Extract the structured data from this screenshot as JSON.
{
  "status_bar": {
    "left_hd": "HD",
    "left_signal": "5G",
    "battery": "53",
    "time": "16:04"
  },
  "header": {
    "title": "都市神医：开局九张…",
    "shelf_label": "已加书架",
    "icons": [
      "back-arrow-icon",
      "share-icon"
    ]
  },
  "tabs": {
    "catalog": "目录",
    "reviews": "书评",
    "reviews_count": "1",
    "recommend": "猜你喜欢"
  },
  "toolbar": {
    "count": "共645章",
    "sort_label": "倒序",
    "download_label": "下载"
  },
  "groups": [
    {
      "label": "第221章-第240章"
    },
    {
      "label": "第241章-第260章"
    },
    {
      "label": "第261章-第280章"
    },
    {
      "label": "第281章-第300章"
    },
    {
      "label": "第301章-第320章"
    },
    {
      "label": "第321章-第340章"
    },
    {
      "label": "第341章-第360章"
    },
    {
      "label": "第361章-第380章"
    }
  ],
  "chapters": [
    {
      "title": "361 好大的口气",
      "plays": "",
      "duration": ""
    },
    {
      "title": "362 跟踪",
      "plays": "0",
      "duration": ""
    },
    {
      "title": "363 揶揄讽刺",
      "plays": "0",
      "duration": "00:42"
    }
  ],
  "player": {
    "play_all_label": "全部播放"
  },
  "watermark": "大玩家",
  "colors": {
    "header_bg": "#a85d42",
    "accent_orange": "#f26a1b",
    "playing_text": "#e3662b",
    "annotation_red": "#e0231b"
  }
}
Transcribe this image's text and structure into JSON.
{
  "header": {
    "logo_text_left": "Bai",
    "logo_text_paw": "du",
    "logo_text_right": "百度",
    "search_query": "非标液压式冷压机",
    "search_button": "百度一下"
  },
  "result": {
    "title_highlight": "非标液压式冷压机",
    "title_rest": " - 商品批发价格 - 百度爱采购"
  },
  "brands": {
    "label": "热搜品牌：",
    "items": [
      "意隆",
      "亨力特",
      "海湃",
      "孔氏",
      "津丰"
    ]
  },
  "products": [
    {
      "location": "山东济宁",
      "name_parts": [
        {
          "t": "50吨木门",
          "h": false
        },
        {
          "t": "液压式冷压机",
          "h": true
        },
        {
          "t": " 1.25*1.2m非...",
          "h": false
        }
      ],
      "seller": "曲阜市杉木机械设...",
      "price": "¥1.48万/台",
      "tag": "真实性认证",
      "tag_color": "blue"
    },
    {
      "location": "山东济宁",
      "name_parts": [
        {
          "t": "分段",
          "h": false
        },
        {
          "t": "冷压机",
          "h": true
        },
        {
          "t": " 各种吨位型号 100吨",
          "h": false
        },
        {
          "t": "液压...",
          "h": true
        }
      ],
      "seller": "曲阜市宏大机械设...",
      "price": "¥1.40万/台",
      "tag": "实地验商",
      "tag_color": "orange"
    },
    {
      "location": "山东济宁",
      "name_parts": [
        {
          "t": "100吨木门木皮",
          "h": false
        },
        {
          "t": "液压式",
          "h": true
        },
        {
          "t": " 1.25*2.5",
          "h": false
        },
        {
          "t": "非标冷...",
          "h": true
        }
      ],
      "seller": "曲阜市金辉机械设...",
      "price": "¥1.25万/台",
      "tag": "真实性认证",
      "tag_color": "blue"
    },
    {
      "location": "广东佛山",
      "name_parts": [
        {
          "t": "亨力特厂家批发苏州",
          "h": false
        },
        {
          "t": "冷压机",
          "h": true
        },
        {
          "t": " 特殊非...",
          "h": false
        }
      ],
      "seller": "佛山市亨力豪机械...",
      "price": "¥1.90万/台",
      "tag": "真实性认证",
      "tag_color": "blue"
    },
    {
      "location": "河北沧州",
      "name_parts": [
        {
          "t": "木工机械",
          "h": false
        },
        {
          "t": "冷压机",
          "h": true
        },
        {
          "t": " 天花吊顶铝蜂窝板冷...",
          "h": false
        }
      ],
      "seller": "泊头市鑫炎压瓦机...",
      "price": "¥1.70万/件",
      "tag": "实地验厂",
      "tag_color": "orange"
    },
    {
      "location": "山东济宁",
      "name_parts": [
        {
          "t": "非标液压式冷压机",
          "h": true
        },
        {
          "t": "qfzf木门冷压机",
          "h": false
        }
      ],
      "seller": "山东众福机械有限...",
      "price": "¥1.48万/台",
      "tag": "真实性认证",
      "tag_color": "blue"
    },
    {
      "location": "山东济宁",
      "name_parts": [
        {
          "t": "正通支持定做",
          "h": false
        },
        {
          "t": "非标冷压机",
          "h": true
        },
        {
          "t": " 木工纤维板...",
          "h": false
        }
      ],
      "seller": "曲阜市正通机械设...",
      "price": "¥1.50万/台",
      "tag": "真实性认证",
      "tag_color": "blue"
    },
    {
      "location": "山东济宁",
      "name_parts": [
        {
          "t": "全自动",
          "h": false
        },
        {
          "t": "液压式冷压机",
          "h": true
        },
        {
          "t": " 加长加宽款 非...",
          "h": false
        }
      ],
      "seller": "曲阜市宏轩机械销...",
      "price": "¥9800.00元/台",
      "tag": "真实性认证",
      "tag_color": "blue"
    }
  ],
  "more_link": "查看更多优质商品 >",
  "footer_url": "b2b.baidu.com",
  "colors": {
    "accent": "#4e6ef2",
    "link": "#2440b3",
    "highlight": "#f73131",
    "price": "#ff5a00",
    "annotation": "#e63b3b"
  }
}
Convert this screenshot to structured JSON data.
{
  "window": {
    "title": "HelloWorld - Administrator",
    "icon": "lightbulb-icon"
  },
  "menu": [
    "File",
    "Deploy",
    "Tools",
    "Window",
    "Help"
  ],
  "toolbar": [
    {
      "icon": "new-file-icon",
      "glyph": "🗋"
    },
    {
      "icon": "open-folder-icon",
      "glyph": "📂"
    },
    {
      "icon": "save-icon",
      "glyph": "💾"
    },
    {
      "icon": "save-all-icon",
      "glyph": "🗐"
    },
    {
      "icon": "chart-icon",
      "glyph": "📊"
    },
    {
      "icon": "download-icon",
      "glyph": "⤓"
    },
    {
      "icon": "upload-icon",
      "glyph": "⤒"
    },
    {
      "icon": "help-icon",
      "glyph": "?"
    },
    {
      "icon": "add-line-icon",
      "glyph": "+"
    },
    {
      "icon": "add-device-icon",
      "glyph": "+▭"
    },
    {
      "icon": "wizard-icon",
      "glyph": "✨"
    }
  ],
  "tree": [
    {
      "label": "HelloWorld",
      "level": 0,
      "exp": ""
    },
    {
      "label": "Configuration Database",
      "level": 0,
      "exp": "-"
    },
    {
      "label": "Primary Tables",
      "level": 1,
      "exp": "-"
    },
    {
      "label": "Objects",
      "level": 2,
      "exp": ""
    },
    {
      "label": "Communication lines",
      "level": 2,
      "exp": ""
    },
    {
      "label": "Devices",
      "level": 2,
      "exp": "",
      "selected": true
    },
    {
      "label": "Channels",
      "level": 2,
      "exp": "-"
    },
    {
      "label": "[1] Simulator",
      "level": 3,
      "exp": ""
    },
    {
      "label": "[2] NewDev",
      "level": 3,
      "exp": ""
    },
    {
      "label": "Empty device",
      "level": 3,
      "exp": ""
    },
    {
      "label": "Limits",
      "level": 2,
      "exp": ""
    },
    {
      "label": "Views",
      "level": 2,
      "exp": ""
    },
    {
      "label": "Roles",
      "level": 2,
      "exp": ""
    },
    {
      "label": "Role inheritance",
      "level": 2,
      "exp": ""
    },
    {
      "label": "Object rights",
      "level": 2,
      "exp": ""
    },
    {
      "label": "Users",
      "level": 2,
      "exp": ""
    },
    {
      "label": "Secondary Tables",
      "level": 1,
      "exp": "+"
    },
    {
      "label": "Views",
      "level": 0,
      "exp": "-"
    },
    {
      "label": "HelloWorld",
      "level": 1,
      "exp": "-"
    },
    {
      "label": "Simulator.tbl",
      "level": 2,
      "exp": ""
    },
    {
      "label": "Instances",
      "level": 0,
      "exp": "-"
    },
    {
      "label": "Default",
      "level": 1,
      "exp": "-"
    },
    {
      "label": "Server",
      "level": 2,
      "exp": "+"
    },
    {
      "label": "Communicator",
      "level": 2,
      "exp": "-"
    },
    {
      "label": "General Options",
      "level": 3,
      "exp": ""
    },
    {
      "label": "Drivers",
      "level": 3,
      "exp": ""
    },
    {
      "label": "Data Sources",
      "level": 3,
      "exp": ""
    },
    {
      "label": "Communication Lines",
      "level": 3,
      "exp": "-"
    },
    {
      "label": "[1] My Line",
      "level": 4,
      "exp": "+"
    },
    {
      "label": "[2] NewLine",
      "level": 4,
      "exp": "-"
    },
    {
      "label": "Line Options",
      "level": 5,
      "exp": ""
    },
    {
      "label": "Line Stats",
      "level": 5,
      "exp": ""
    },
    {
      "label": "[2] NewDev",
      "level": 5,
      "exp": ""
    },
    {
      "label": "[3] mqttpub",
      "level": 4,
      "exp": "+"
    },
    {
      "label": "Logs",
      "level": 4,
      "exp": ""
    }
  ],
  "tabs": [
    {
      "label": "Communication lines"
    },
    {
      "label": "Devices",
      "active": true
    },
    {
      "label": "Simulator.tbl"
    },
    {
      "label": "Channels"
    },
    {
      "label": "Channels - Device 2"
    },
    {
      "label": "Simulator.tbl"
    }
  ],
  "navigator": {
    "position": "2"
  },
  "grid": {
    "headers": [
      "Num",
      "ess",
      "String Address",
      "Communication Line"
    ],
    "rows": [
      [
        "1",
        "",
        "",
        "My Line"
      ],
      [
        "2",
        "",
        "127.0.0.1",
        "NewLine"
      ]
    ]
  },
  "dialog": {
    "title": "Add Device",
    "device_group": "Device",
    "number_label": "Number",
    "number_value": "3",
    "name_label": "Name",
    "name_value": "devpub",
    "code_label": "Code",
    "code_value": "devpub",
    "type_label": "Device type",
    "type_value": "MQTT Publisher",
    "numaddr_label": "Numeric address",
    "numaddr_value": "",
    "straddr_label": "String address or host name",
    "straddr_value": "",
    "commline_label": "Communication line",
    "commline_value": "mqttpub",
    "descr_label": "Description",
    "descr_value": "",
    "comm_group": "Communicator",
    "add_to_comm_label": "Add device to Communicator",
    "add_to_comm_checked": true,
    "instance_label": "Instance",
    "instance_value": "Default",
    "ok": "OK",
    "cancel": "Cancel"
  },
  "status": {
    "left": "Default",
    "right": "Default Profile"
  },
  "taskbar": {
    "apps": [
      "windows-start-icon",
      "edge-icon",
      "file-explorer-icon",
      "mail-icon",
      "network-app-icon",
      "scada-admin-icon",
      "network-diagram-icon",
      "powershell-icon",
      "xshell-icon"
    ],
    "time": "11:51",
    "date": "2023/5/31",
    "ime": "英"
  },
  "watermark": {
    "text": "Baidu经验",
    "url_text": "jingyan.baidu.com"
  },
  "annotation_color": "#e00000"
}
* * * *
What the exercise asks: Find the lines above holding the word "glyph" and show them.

Response area:
      "glyph": "🗋"
      "glyph": "📂"
      "glyph": "💾"
      "glyph": "🗐"
      "glyph": "📊"
      "glyph": "⤓"
      "glyph": "⤒"
      "glyph": "?"
      "glyph": "+"
      "glyph": "+▭"
      "glyph": "✨"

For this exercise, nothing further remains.